Published:Tuesday | August 18, 2015 | 12:00 AMChristopher Serju

The National Environment and Planning Agency (NEPA) has cut the annual bird-shooting season by one week as a result of the likely impact of the prolonged drought on the availability of feed for birds.

As a result, the season, which usually starts the third weekend in August, will instead get under way this Saturday and run until Sunday, September 20.

"Although we did a survey that showed we could have a full season, we are still taking a precautionary approach. Our research is still not foolproof. It's still just an assessment and a best guess, really, so we decided to apply a precautionary approach to this season," said Ricardo Miller, coordinator at NEPA.

This year's survey of the breeding pattern of the four birds hunted locally shows the baldpate/white-crowned pigeon (Columba leucocephala) and pea dove/Zenaida dove (Zenaida aurita) peaked in the last week of April towards the first week of May, which contributed to the shortened seasoned.




NEPA usually sets the starting time for the season at 16 weeks after the peak of the breeding season. This year, however, it anticipated that the birds might have experienced a feed shortage as a direct result of the drought, which might have slowed their development. This is because the baldpate sources food mainly from a variety of feeder trees and does not go to ground to feed at all.

Some hunters plant fields of corn and other crops, which provide additional sources of feed for the pea dove, long-tailed pea dove/mourning dove (Zenaida macroura), and white-winged dove (Zenaida asiatica).

For this reason, if the overall output from feeder trees is affected by the drought, the baldpate will be affected, according to Yvette Strong, senior manager in the Conservation and Protection Division.

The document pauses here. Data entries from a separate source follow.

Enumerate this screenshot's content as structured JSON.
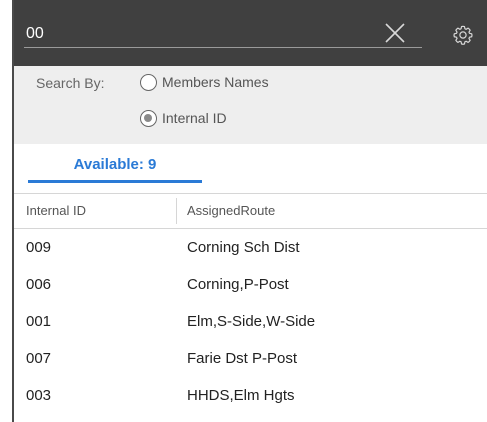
{
  "search": {
    "value": "00",
    "clear_icon": "close-icon",
    "settings_icon": "gear-icon"
  },
  "search_by": {
    "label": "Search By:",
    "options": [
      {
        "label": "Members Names",
        "checked": false
      },
      {
        "label": "Internal ID",
        "checked": true
      }
    ]
  },
  "tabs": {
    "available_label": "Available: 9"
  },
  "table": {
    "columns": [
      "Internal ID",
      "AssignedRoute"
    ],
    "rows": [
      {
        "id": "009",
        "route": "Corning Sch Dist"
      },
      {
        "id": "006",
        "route": "Corning,P-Post"
      },
      {
        "id": "001",
        "route": "Elm,S-Side,W-Side"
      },
      {
        "id": "007",
        "route": "Farie Dst P-Post"
      },
      {
        "id": "003",
        "route": "HHDS,Elm Hgts"
      }
    ]
  },
  "colors": {
    "search_bg": "#404040",
    "accent": "#2a7ad6",
    "filter_bg": "#eeeeee"
  }
}
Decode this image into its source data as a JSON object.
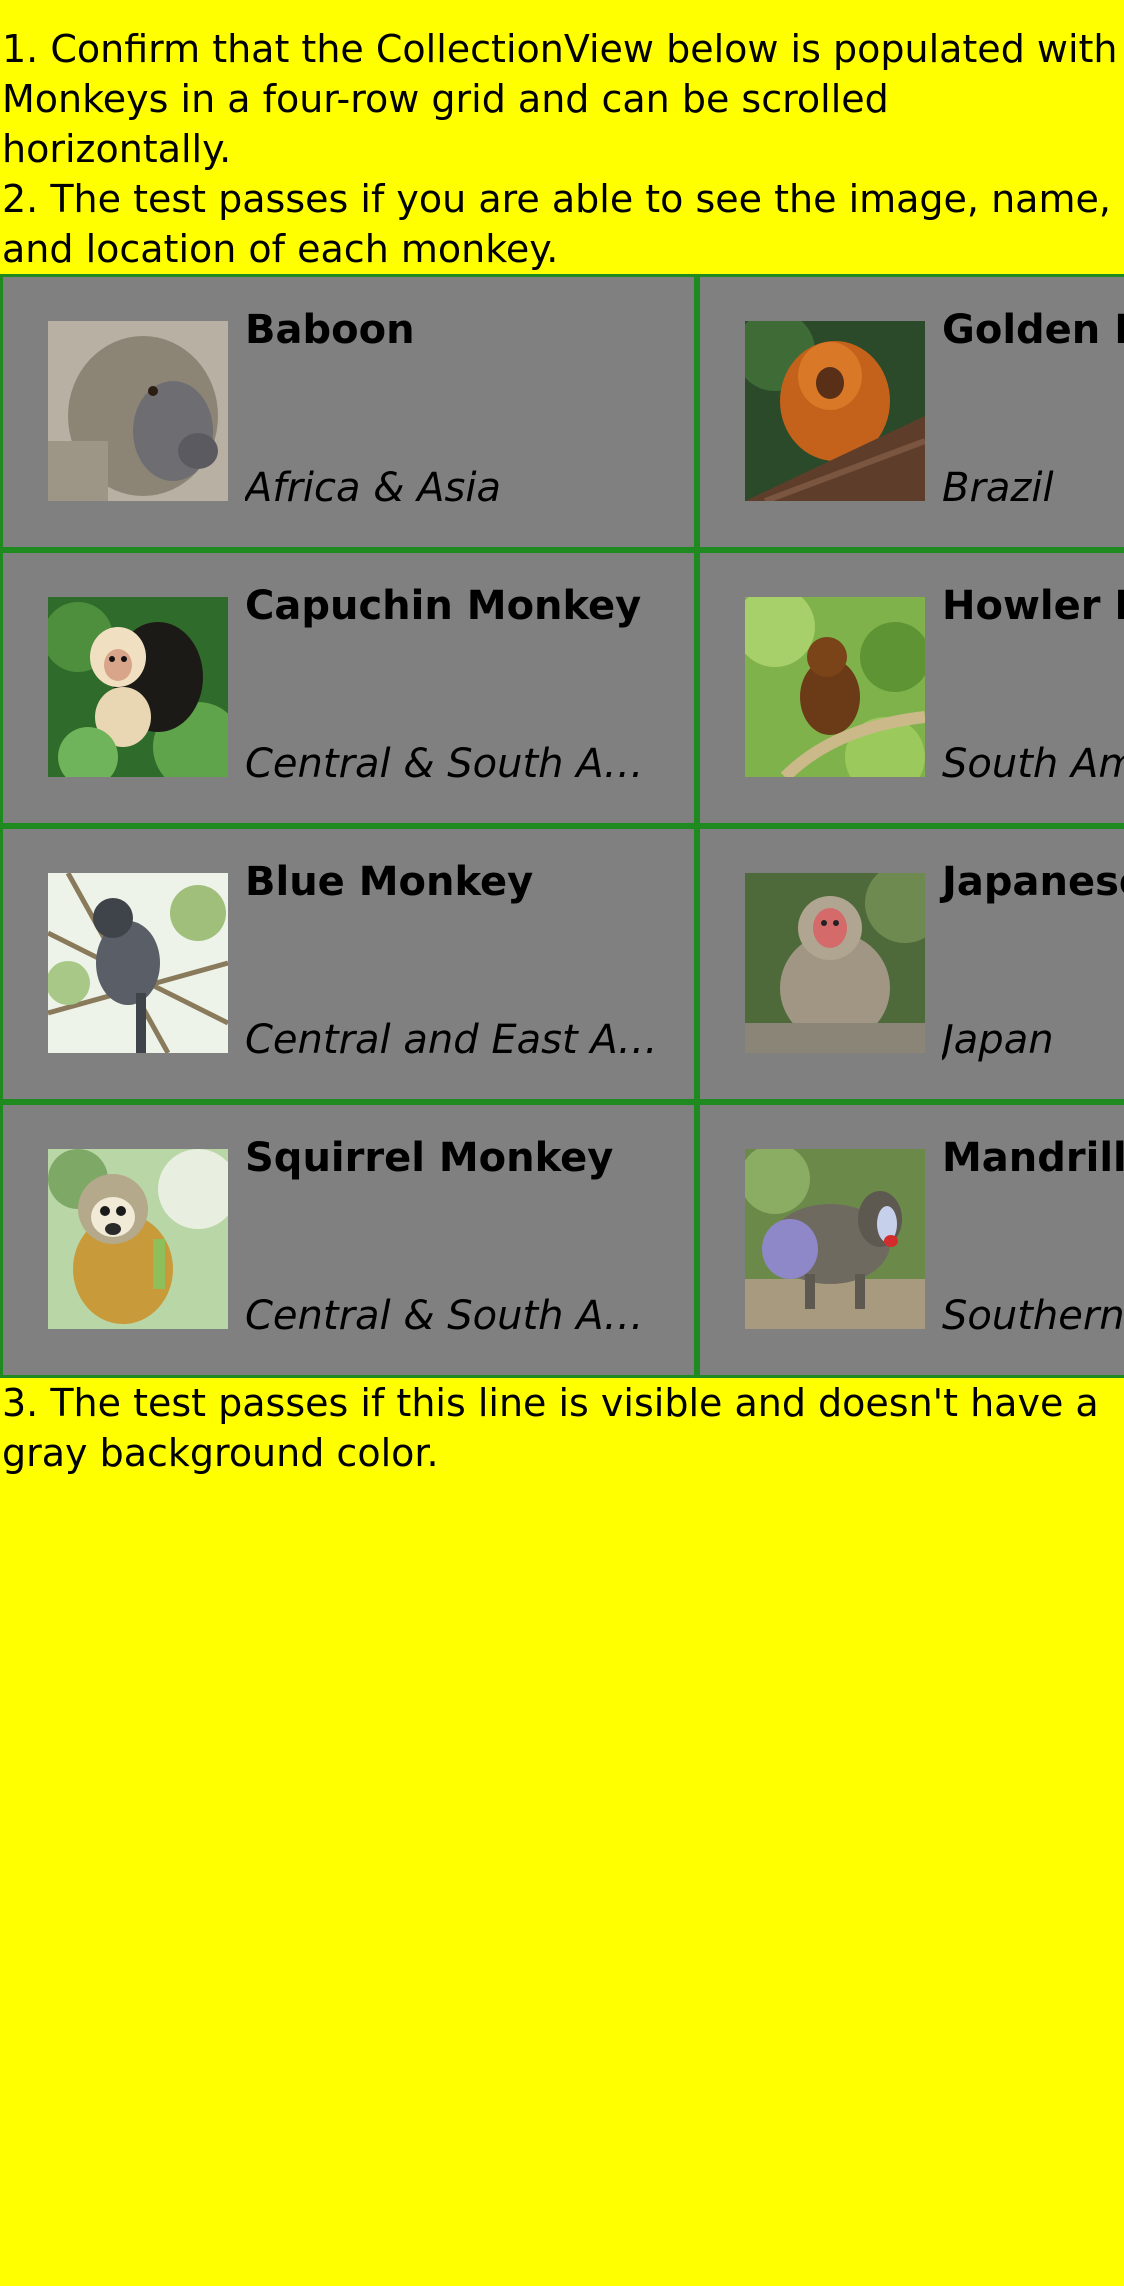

"During the season, approximately 90 per cent of the birds shot are actually birds that are bred during the present year's nesting season. Some 90 per cent of the birds shot range in age from two to four months," Strong told The Gleaner.